** Opening Given entries block **

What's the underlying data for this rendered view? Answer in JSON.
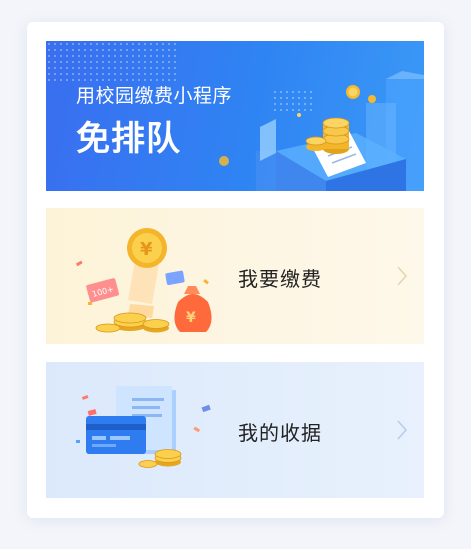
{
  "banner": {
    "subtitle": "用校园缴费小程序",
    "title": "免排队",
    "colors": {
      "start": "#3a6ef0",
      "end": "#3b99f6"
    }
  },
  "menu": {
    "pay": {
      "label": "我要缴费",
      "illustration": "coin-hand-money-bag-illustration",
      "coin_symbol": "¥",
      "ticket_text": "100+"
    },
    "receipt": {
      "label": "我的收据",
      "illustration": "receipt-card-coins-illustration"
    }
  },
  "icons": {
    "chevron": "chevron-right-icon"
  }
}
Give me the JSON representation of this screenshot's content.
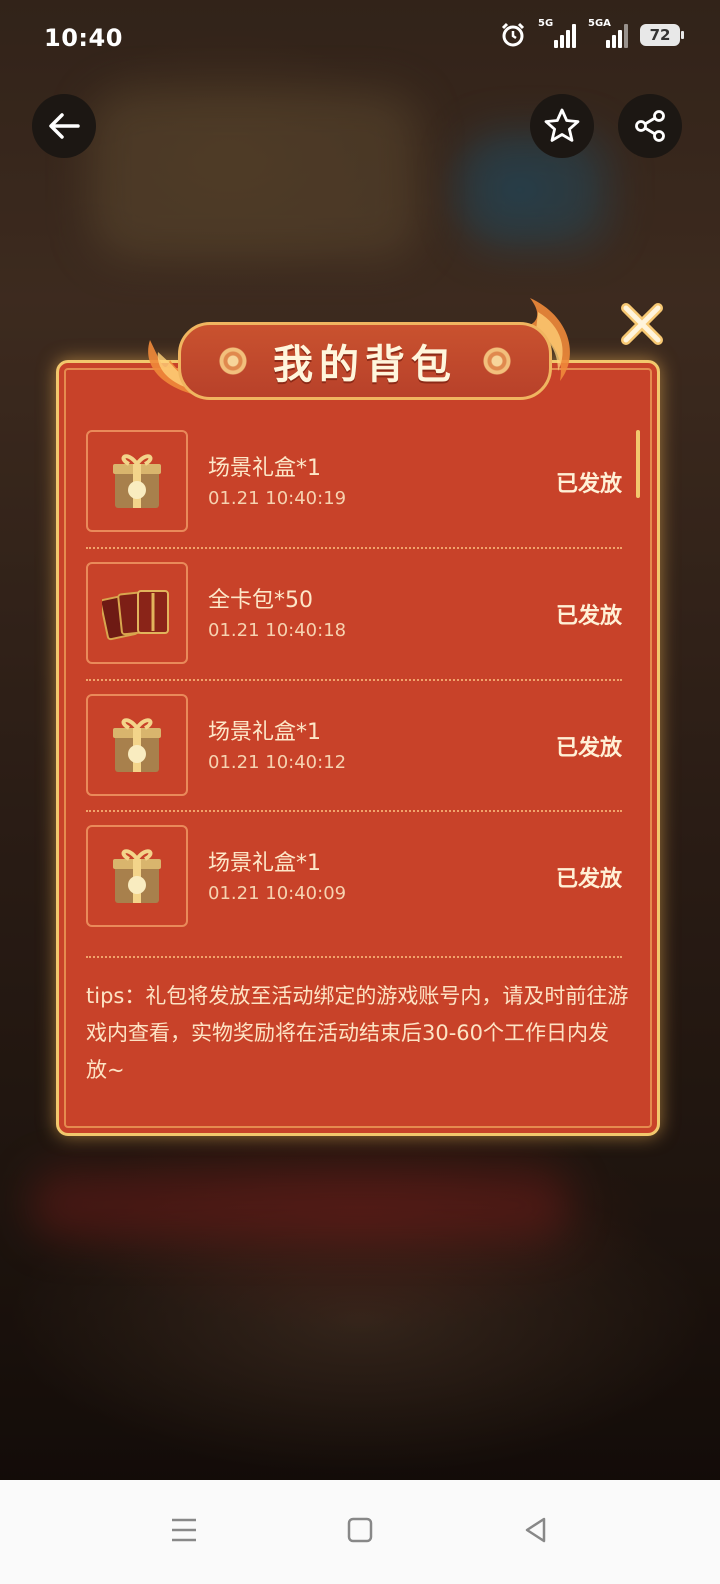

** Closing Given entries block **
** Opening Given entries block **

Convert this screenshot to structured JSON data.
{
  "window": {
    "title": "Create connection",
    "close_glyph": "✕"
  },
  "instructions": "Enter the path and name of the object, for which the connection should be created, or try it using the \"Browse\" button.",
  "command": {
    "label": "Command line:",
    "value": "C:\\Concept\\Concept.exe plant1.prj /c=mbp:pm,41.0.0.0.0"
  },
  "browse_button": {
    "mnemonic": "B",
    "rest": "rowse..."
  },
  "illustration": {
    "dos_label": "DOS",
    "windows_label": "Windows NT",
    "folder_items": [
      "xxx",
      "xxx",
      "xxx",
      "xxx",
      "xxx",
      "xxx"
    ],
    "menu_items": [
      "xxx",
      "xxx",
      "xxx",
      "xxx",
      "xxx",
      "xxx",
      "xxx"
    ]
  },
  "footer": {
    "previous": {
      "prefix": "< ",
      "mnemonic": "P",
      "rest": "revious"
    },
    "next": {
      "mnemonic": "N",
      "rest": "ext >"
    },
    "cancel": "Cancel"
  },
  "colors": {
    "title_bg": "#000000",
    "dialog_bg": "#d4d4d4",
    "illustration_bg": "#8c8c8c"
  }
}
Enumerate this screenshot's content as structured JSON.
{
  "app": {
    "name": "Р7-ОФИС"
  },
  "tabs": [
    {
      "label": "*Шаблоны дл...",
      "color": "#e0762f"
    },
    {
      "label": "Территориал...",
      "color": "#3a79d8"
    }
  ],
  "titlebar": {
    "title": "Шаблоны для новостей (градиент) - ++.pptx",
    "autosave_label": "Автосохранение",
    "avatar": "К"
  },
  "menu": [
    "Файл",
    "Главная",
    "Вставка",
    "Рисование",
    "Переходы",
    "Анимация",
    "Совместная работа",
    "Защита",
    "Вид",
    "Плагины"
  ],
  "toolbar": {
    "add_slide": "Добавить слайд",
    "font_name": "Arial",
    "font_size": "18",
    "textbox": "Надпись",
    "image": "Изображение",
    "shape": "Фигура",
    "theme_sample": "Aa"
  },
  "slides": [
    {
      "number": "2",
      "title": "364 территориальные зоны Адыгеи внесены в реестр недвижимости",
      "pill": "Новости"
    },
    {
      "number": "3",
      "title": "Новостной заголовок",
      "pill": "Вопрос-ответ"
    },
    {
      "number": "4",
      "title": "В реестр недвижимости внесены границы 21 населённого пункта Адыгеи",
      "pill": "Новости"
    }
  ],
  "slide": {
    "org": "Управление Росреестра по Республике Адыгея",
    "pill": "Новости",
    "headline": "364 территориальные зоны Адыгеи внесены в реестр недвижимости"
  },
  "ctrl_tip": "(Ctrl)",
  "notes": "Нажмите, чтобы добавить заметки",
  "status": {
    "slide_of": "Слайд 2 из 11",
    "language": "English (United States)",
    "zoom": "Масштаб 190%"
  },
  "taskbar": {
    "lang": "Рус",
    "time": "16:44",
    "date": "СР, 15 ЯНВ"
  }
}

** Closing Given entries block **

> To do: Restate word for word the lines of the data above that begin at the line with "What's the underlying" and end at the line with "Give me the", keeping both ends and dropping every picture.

> Result below:
What's the underlying data for this rendered view? Answer in JSON.
{
  "banner": {
    "subtitle": "用校园缴费小程序",
    "title": "免排队",
    "colors": {
      "start": "#3a6ef0",
      "end": "#3b99f6"
    }
  },
  "menu": {
    "pay": {
      "label": "我要缴费",
      "illustration": "coin-hand-money-bag-illustration",
      "coin_symbol": "¥",
      "ticket_text": "100+"
    },
    "receipt": {
      "label": "我的收据",
      "illustration": "receipt-card-coins-illustration"
    }
  },
  "icons": {
    "chevron": "chevron-right-icon"
  }
}
Give me the JSON representation of this screenshot's content.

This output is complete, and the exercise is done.